But even that huge edge didn’t matter much, if anything.
Even with 19 offensive rebounds, Carolina had just a 12-7 edge in second-chance points on Virginia, which dominated every other statistical category.
Consider: a 25-3 gap in points off turnovers, 15-0 in the first half, which saw Virginia race out to three breakaway dunks off turnovers.
More on the turnovers: North Carolina had 60 possessions on the afternoon. Nineteen of them, 31.7 percent, ended with the Tar Heels turning the ball over, and 11 of them, 18.3 percent, led directly to Virginia buckets.
We’ll let those nuggets sink in.

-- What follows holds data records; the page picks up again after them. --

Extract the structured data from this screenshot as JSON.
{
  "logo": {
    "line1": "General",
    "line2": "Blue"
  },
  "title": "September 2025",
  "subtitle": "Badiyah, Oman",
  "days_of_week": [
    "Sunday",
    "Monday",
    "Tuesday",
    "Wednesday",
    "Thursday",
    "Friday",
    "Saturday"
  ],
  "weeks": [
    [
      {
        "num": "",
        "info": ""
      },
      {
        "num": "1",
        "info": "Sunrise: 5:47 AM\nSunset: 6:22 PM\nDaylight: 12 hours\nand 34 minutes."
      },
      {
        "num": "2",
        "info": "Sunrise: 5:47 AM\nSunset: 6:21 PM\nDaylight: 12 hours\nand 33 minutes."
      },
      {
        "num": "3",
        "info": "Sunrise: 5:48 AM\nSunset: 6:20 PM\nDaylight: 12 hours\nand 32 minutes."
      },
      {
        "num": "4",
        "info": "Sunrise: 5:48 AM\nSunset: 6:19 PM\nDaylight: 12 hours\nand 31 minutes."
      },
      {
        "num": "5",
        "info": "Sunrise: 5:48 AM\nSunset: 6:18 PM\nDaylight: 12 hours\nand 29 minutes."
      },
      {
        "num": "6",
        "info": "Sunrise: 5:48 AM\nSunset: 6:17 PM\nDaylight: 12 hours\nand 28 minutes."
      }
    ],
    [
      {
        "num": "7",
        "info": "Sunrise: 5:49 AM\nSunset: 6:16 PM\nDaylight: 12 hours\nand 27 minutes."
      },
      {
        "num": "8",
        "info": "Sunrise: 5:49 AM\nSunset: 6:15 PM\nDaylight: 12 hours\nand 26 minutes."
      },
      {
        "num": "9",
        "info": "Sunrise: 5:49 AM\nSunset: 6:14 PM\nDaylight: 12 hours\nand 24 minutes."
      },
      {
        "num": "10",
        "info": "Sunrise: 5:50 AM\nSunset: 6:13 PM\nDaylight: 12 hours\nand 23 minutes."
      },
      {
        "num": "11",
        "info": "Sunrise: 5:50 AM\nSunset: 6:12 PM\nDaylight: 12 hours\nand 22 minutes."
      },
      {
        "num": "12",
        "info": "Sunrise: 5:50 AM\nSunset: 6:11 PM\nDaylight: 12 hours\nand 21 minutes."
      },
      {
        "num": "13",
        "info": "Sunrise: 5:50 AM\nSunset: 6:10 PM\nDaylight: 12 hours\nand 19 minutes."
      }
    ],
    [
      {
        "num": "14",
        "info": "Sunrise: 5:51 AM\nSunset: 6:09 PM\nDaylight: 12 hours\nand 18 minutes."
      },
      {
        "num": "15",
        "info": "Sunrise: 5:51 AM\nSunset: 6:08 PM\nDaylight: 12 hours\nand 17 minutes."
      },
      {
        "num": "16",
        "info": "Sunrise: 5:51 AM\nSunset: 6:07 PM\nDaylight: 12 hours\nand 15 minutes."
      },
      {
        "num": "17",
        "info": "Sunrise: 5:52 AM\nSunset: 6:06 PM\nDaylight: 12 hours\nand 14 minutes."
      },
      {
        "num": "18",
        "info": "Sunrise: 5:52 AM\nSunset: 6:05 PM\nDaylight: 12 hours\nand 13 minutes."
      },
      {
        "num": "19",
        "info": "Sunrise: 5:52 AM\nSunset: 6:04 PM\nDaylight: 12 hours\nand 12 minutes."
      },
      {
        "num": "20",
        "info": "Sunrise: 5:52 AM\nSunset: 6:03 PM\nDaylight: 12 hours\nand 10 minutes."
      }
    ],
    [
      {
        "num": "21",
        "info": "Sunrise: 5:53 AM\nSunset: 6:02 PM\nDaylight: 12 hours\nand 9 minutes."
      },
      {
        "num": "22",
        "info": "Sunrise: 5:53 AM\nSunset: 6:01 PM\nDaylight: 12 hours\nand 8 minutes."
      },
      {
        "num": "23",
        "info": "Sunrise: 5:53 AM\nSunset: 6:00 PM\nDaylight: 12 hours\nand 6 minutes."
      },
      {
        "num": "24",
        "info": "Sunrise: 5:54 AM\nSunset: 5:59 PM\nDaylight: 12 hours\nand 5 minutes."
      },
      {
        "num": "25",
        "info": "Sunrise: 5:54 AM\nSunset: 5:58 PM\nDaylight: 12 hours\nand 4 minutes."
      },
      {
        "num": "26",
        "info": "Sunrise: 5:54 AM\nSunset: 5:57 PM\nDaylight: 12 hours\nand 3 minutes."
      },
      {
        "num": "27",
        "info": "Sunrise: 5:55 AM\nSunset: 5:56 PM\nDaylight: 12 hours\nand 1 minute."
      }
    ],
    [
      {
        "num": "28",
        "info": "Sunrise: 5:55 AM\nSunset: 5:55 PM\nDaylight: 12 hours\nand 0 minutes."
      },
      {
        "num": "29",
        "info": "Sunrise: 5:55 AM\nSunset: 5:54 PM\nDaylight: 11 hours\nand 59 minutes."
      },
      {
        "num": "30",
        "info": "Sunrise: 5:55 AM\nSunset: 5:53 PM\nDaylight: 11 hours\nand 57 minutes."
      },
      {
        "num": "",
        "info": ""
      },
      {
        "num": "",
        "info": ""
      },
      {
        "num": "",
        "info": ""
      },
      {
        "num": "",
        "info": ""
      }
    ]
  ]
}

Back to it: UNC finished 29.6 percent from the field, missing its last nine shots, scoring just one point in the final 7:11, after having cut the Virginia lead to six at that point.
And: Luke Maye, who had averaged 18.1 points on 51 percent shooting from the floor and 45.5 percent shooting from three-point range, finished with six points, on 2-of-10 shooting from the floor, in 32 minutes, and finished his day so frustrated that he airballed a free throw with 3:33 to go.
Efficiency stuff: North Carolina scored .817 points per possession. Coming into the game, Carolina had scored 1.15 points per possession, 24th-best nationally. That’s a 28.9 percent drop. Which is nice, when you can make it happen.
And finally: nine UNC players attempted a shot in the game. Only one, Garrison Brooks, shot 50 percent or better from the field. Brooks, the starting center, finished 1-of-2 from the floor in 17 minutes.
That was a beatdown.
Story by Chris Graham